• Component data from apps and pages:
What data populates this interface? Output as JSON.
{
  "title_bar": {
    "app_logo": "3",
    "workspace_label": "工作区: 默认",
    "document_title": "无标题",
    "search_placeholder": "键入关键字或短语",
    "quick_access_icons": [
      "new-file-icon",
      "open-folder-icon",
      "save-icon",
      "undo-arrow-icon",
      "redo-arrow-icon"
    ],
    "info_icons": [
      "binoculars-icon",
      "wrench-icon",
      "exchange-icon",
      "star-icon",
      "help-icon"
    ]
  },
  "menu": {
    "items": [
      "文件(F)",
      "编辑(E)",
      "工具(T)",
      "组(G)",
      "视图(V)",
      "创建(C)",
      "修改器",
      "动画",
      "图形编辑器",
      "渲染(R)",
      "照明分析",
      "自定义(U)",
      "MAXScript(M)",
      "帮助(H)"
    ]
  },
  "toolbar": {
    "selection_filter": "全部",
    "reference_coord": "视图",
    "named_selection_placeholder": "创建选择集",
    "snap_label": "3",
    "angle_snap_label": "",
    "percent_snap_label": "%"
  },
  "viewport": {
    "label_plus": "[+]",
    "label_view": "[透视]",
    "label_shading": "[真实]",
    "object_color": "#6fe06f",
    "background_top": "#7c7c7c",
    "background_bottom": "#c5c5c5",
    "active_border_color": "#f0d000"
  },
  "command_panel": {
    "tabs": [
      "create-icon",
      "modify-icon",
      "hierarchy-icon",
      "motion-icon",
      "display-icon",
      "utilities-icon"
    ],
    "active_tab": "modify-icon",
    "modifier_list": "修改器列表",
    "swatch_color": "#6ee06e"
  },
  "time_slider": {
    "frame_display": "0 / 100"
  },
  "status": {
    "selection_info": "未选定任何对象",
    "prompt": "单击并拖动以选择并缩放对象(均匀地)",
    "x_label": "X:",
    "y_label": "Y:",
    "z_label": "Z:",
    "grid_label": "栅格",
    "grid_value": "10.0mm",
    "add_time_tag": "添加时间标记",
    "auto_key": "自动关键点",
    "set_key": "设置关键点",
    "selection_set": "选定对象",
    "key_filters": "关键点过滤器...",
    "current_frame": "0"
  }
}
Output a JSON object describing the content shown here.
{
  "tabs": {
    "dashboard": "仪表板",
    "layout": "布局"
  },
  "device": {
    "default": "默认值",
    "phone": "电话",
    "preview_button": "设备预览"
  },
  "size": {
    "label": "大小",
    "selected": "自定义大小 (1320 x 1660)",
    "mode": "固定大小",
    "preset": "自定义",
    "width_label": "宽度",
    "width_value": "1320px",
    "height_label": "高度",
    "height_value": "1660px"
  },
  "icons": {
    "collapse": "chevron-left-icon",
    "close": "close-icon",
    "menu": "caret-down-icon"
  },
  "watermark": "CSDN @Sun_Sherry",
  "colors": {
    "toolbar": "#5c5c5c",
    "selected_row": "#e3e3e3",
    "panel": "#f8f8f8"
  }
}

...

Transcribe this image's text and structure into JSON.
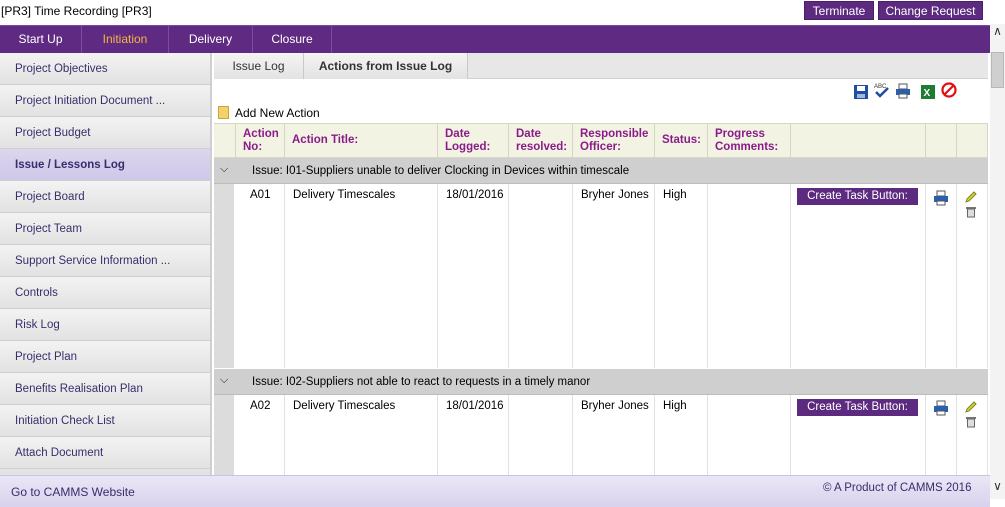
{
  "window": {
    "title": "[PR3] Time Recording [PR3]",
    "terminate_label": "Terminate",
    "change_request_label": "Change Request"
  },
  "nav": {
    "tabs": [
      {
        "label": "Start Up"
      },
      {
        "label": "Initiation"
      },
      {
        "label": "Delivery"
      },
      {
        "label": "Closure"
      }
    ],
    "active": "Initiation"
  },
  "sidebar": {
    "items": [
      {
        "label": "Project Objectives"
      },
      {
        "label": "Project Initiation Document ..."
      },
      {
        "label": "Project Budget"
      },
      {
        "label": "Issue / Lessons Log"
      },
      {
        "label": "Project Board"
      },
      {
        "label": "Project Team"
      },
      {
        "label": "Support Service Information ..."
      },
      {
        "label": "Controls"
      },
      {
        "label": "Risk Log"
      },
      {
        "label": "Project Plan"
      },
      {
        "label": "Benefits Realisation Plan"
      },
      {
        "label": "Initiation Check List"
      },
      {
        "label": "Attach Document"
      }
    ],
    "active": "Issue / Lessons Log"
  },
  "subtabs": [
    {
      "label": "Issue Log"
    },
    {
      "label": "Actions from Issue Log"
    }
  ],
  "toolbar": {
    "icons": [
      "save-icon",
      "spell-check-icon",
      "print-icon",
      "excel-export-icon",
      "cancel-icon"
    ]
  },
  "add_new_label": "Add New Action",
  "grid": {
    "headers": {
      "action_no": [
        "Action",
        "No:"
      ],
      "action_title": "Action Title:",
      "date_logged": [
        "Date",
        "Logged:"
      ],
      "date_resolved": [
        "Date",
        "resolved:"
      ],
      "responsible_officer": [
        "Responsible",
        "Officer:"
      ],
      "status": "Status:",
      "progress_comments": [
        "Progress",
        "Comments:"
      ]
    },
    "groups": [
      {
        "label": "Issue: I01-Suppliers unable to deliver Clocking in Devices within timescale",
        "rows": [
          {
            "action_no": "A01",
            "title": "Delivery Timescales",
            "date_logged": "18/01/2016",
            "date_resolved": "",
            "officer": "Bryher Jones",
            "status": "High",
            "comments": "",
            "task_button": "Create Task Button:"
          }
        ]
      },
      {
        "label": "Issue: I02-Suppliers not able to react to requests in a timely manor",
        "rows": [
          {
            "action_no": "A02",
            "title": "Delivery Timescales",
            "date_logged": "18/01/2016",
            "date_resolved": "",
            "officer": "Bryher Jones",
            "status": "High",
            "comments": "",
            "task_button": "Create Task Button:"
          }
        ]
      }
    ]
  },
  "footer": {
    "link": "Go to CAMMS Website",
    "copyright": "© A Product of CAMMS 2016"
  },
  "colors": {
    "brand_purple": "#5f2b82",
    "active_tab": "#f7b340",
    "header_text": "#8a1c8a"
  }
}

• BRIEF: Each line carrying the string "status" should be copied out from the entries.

• ANSWER TO THIS PROBLEM:
  "status": {
      "status": "Status:",
            "status": "High",
            "status": "High",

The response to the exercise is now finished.